YOUR INSTRUCTIONS: Quote all entries exactly, leaving pictures aside.

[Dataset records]
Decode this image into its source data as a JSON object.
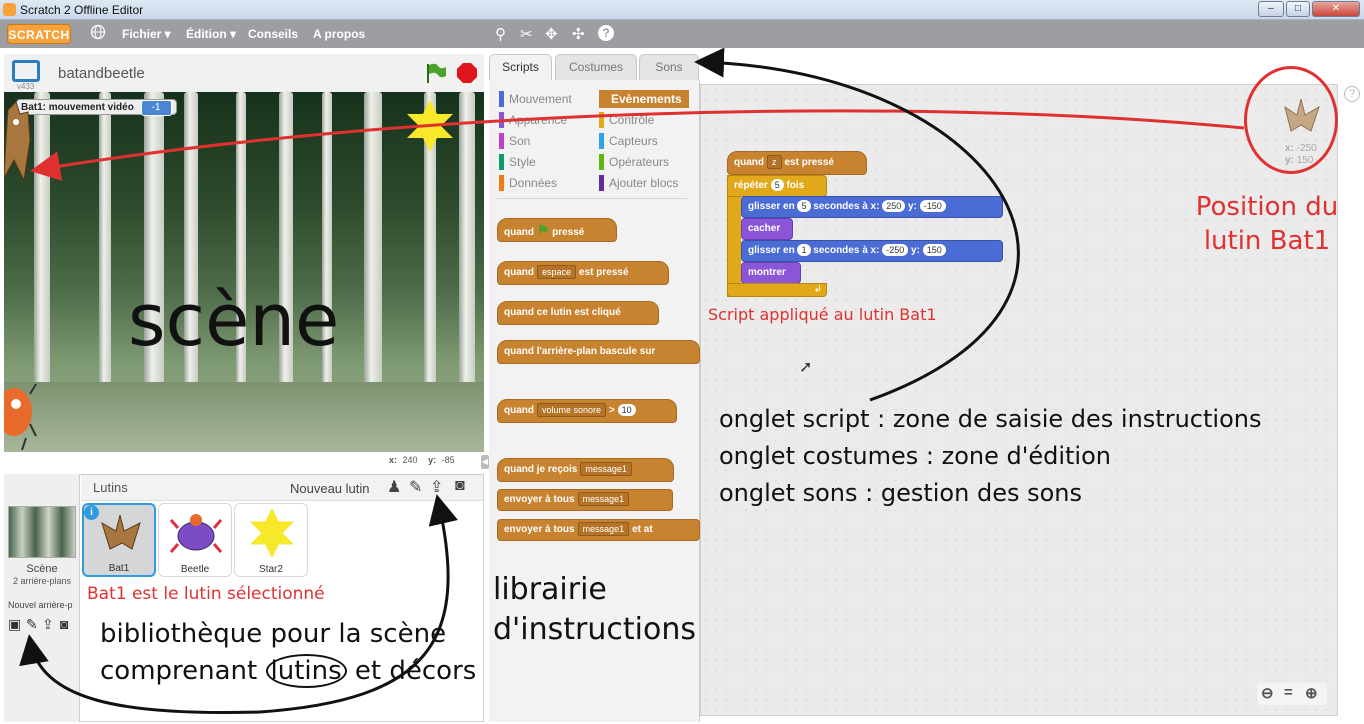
{
  "window": {
    "title": "Scratch 2 Offline Editor"
  },
  "menu": {
    "logo": "SCRATCH",
    "fichier": "Fichier ▾",
    "edition": "Édition ▾",
    "conseils": "Conseils",
    "apropos": "A propos"
  },
  "stage": {
    "project_name": "batandbeetle",
    "version": "v433",
    "video_label": "Bat1: mouvement vidéo",
    "video_value": "-1",
    "coords_x_label": "x:",
    "coords_x": "240",
    "coords_y_label": "y:",
    "coords_y": "-85"
  },
  "sprites_pane": {
    "title": "Lutins",
    "new_sprite": "Nouveau lutin",
    "scene_label": "Scène",
    "scene_sub": "2 arrière-plans",
    "new_backdrop": "Nouvel arrière-p",
    "sprites": [
      {
        "name": "Bat1"
      },
      {
        "name": "Beetle"
      },
      {
        "name": "Star2"
      }
    ]
  },
  "tabs": [
    "Scripts",
    "Costumes",
    "Sons"
  ],
  "categories": {
    "left": [
      {
        "label": "Mouvement",
        "color": "#4a6cd4"
      },
      {
        "label": "Apparence",
        "color": "#8a55d7"
      },
      {
        "label": "Son",
        "color": "#bb42c3"
      },
      {
        "label": "Style",
        "color": "#0e9a6c"
      },
      {
        "label": "Données",
        "color": "#ee7d16"
      }
    ],
    "right": [
      {
        "label": "Evènements",
        "color": "#c88330"
      },
      {
        "label": "Contrôle",
        "color": "#e1a91a"
      },
      {
        "label": "Capteurs",
        "color": "#2ca5e2"
      },
      {
        "label": "Opérateurs",
        "color": "#5cb712"
      },
      {
        "label": "Ajouter blocs",
        "color": "#632d99"
      }
    ]
  },
  "palette": {
    "b1_a": "quand",
    "b1_b": "pressé",
    "b2_a": "quand",
    "b2_dd": "espace",
    "b2_b": "est pressé",
    "b3": "quand ce lutin est cliqué",
    "b4": "quand l'arrière-plan bascule sur",
    "b5_a": "quand",
    "b5_dd": "volume sonore",
    "b5_op": ">",
    "b5_num": "10",
    "b6_a": "quand je reçois",
    "b6_dd": "message1",
    "b7_a": "envoyer à tous",
    "b7_dd": "message1",
    "b8_a": "envoyer à tous",
    "b8_dd": "message1",
    "b8_b": "et at"
  },
  "script": {
    "hat_a": "quand",
    "hat_dd": "z",
    "hat_b": "est pressé",
    "repeat_a": "répéter",
    "repeat_n": "5",
    "repeat_b": "fois",
    "g1_a": "glisser en",
    "g1_n": "5",
    "g1_b": "secondes à x:",
    "g1_x": "250",
    "g1_y_label": "y:",
    "g1_y": "-150",
    "hide": "cacher",
    "g2_a": "glisser en",
    "g2_n": "1",
    "g2_b": "secondes à x:",
    "g2_x": "-250",
    "g2_y_label": "y:",
    "g2_y": "150",
    "show": "montrer"
  },
  "sprite_info": {
    "x_label": "x:",
    "x": "-250",
    "y_label": "y:",
    "y": "150"
  },
  "annotations": {
    "scene": "scène",
    "script_applied": "Script appliqué au lutin Bat1",
    "position_1": "Position du",
    "position_2": "lutin Bat1",
    "onglet_script": "onglet script : zone de saisie des instructions",
    "onglet_costumes": "onglet costumes : zone d'édition",
    "onglet_sons": "onglet sons : gestion des sons",
    "librairie_1": "librairie",
    "librairie_2": "d'instructions",
    "selected": "Bat1 est le lutin sélectionné",
    "biblio_1": "bibliothèque pour la scène",
    "biblio_2a": "comprenant ",
    "biblio_2b": "lutins",
    "biblio_2c": " et décors"
  },
  "colors": {
    "accent": "#f7a23b",
    "annotation_red": "#e03131",
    "selection": "#2e9be0"
  }
}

OUTPUT BELOW:
Decode this image into its source data as a JSON object.
{
  "window": {
    "title": "Scratch 2 Offline Editor"
  },
  "menu": {
    "logo": "SCRATCH",
    "fichier": "Fichier ▾",
    "edition": "Édition ▾",
    "conseils": "Conseils",
    "apropos": "A propos"
  },
  "stage": {
    "project_name": "batandbeetle",
    "version": "v433",
    "video_label": "Bat1: mouvement vidéo",
    "video_value": "-1",
    "coords_x_label": "x:",
    "coords_x": "240",
    "coords_y_label": "y:",
    "coords_y": "-85"
  },
  "sprites_pane": {
    "title": "Lutins",
    "new_sprite": "Nouveau lutin",
    "scene_label": "Scène",
    "scene_sub": "2 arrière-plans",
    "new_backdrop": "Nouvel arrière-p",
    "sprites": [
      {
        "name": "Bat1"
      },
      {
        "name": "Beetle"
      },
      {
        "name": "Star2"
      }
    ]
  },
  "tabs": [
    "Scripts",
    "Costumes",
    "Sons"
  ],
  "categories": {
    "left": [
      {
        "label": "Mouvement",
        "color": "#4a6cd4"
      },
      {
        "label": "Apparence",
        "color": "#8a55d7"
      },
      {
        "label": "Son",
        "color": "#bb42c3"
      },
      {
        "label": "Style",
        "color": "#0e9a6c"
      },
      {
        "label": "Données",
        "color": "#ee7d16"
      }
    ],
    "right": [
      {
        "label": "Evènements",
        "color": "#c88330"
      },
      {
        "label": "Contrôle",
        "color": "#e1a91a"
      },
      {
        "label": "Capteurs",
        "color": "#2ca5e2"
      },
      {
        "label": "Opérateurs",
        "color": "#5cb712"
      },
      {
        "label": "Ajouter blocs",
        "color": "#632d99"
      }
    ]
  },
  "palette": {
    "b1_a": "quand",
    "b1_b": "pressé",
    "b2_a": "quand",
    "b2_dd": "espace",
    "b2_b": "est pressé",
    "b3": "quand ce lutin est cliqué",
    "b4": "quand l'arrière-plan bascule sur",
    "b5_a": "quand",
    "b5_dd": "volume sonore",
    "b5_op": ">",
    "b5_num": "10",
    "b6_a": "quand je reçois",
    "b6_dd": "message1",
    "b7_a": "envoyer à tous",
    "b7_dd": "message1",
    "b8_a": "envoyer à tous",
    "b8_dd": "message1",
    "b8_b": "et at"
  },
  "script": {
    "hat_a": "quand",
    "hat_dd": "z",
    "hat_b": "est pressé",
    "repeat_a": "répéter",
    "repeat_n": "5",
    "repeat_b": "fois",
    "g1_a": "glisser en",
    "g1_n": "5",
    "g1_b": "secondes à x:",
    "g1_x": "250",
    "g1_y_label": "y:",
    "g1_y": "-150",
    "hide": "cacher",
    "g2_a": "glisser en",
    "g2_n": "1",
    "g2_b": "secondes à x:",
    "g2_x": "-250",
    "g2_y_label": "y:",
    "g2_y": "150",
    "show": "montrer"
  },
  "sprite_info": {
    "x_label": "x:",
    "x": "-250",
    "y_label": "y:",
    "y": "150"
  },
  "annotations": {
    "scene": "scène",
    "script_applied": "Script appliqué au lutin Bat1",
    "position_1": "Position du",
    "position_2": "lutin Bat1",
    "onglet_script": "onglet script : zone de saisie des instructions",
    "onglet_costumes": "onglet costumes : zone d'édition",
    "onglet_sons": "onglet sons : gestion des sons",
    "librairie_1": "librairie",
    "librairie_2": "d'instructions",
    "selected": "Bat1 est le lutin sélectionné",
    "biblio_1": "bibliothèque pour la scène",
    "biblio_2a": "comprenant ",
    "biblio_2b": "lutins",
    "biblio_2c": " et décors"
  },
  "colors": {
    "accent": "#f7a23b",
    "annotation_red": "#e03131",
    "selection": "#2e9be0"
  }
}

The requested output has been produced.